Birds pick off the Hawthorne berries one by one, leaving open spaces among the branches. A few shriveled black berries are perhaps a reminder that the feast won't last indefinitely.

November comes And November goes With the last red berries                              And the first winter snows

On one hydrangea bush, the leaves and blossoms sing a duet of colour that will soon f…

A November Weekend

November 11. Remembrance Day here in Canada. Our church service this morning honoured those who gave their lives in service to their country. 

After lunch, it seemed like a good idea to go for a walk. The sun shone weakly and intermittently and my chair by the fire was very attractive. I left it reluctantly. However, once outdoors, the crisp air and a brisk 10 km walk got my endorphins working. For the first half hour I wished for gloves as the wind was chilly coming off the water of Elk/Beaver Lake, but I did warm up. 

Dull leaves litter the ground. A few still fall, lazily drifting back and forth, before being caught by ground hugging bushes and suspended. 
Snow berries (Symphoricarpos Albus) are the brightest plants in the wood these days. 

Leaves of various shades float on the dark water among the rushes. 

The other day I read a funny article about How NOT to Hygge. The author begins "It's been two years of listening to people not from Scandinavia tell us what Hygge is - and w…

Friday Bliss / Friday Five

Rain has once again been vanquished by sunshine. This morning I looked outside from the bedroom window to see white-frosted roofs stepping down the street below our house. A frosty morning usually means a sunny afternoon, and such was the case. I like the way sunlight streams into the living room, although I don't admire the way it reveals the need for window washing. 

Last weekend's rain dampened and clogged the bird feeder. They would come and try to feed, but couldn't, so Tim took it apart, washed and dried it thoroughly, and refilled it. It emptied quickly with house finches flying in to chatter and feast. 

Dark-eyed juncos await their turn at the feeder. I can see another housekeeping job that needs to be done. 

Autumn afternoon light slants low and adds a glow to the garden.

I've had a hankering for warming Beef Bourguignon. On Tuesday night I browned each piece of meat, peeled carrots, chopped onions, and deglazed the browning pan with wine and beef stock before tip…

November Celebrations

Last night we moved the clocks back to Standard Time. As I write, it's nearing 5 pm and darkness begins to cloak the landscape. Trees toss their branches, littering streets and gardens with leaves in golden shades. Soon we'll close the curtains and withdraw into coziness.

Over the past day or two a Pineapple Express from the South Pacific blew through bringing heavy rain, wind, and warm temperatures. In my garden roses continue to bud and bloom, although the full flowers droop under the weight of rain. The pink dahlias produce enough flowers for me to clip a small bouquet each week. Yesterday I discovered a few raspberries, not as sweet as summer's fruit, but still "very tasty" according to a six-year-old who spent the night and enjoyed the berries with her breakfast. 
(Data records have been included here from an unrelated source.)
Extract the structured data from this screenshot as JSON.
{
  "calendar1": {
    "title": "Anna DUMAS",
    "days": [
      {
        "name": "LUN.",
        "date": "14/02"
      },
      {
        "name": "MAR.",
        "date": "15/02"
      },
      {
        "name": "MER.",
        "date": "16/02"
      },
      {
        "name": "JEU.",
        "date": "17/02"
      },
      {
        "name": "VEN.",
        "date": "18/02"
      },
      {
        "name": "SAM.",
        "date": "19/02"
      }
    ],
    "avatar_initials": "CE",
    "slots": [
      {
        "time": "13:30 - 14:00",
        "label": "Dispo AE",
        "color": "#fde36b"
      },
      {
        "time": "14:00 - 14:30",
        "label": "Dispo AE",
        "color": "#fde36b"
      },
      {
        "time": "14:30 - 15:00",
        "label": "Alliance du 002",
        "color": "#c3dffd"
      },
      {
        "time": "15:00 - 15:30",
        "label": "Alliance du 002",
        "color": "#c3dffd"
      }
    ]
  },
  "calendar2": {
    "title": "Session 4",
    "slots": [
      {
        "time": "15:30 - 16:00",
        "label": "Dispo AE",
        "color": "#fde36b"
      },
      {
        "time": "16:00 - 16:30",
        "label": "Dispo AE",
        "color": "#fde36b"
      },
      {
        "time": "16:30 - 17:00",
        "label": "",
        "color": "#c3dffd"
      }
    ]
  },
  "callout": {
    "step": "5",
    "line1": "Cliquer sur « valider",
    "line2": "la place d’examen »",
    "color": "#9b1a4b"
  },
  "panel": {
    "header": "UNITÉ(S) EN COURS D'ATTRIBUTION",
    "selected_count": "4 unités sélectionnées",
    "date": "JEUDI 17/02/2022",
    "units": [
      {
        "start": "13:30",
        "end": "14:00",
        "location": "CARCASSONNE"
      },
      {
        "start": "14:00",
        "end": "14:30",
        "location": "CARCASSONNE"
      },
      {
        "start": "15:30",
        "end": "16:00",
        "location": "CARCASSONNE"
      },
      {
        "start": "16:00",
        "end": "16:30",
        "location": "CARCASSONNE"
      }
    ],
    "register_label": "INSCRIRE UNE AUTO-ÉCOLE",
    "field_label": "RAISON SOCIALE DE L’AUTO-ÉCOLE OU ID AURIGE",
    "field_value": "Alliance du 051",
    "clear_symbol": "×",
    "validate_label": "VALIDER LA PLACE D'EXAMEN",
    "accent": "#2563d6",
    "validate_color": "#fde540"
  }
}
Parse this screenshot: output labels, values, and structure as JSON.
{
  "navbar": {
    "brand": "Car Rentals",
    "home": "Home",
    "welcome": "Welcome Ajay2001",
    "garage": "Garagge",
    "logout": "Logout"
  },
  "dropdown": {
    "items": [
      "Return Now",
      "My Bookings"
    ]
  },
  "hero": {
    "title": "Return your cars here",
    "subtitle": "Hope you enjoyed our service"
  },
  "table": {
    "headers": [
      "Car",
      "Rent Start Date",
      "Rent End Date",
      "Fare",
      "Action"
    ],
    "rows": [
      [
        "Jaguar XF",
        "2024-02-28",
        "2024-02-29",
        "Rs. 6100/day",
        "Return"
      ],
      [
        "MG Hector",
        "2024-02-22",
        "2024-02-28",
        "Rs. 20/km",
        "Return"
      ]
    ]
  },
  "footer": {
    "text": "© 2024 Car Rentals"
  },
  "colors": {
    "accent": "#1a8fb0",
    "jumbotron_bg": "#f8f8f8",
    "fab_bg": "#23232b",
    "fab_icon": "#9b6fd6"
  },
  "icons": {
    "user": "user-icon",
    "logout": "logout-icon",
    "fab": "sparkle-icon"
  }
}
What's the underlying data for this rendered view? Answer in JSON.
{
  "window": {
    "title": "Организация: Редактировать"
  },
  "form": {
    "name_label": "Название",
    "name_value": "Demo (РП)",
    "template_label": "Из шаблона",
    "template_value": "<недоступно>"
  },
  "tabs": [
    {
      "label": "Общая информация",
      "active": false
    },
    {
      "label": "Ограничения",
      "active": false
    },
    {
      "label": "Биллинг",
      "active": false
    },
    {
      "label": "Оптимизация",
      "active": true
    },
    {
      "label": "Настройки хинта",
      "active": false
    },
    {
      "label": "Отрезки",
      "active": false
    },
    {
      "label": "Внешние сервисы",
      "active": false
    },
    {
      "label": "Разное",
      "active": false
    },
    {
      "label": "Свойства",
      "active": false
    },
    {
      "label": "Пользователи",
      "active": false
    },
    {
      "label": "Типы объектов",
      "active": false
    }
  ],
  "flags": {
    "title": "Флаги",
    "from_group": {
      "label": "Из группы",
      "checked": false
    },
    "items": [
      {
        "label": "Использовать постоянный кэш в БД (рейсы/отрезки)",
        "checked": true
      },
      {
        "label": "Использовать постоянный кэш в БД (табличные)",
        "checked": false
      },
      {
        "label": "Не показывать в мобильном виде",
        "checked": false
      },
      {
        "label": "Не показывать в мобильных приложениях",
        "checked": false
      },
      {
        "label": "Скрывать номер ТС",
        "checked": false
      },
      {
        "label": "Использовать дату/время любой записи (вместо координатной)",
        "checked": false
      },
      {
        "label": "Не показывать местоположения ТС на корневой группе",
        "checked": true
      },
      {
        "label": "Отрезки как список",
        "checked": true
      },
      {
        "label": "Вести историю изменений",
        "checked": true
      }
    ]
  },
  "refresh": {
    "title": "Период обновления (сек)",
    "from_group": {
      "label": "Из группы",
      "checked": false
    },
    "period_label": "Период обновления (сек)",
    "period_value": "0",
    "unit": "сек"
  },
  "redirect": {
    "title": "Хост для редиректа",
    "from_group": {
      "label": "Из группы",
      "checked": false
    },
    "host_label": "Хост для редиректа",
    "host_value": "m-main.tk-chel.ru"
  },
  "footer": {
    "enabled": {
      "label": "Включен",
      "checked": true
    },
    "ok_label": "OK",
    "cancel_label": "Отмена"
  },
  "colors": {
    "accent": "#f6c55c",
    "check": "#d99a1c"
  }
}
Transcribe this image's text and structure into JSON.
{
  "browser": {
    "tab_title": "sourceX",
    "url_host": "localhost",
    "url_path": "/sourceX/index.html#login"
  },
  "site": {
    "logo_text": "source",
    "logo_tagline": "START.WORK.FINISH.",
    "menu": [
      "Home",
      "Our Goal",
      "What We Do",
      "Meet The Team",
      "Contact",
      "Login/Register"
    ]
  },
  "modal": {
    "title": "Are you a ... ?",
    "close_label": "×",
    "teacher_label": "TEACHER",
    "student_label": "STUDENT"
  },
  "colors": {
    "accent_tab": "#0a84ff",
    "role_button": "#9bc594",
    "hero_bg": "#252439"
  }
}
This hydrangea blossom clearly misunderstood the memo about November. She looks a little uncertain and young alongside the mature and weathered blooms. 

After a very wet night the sun streamed into th…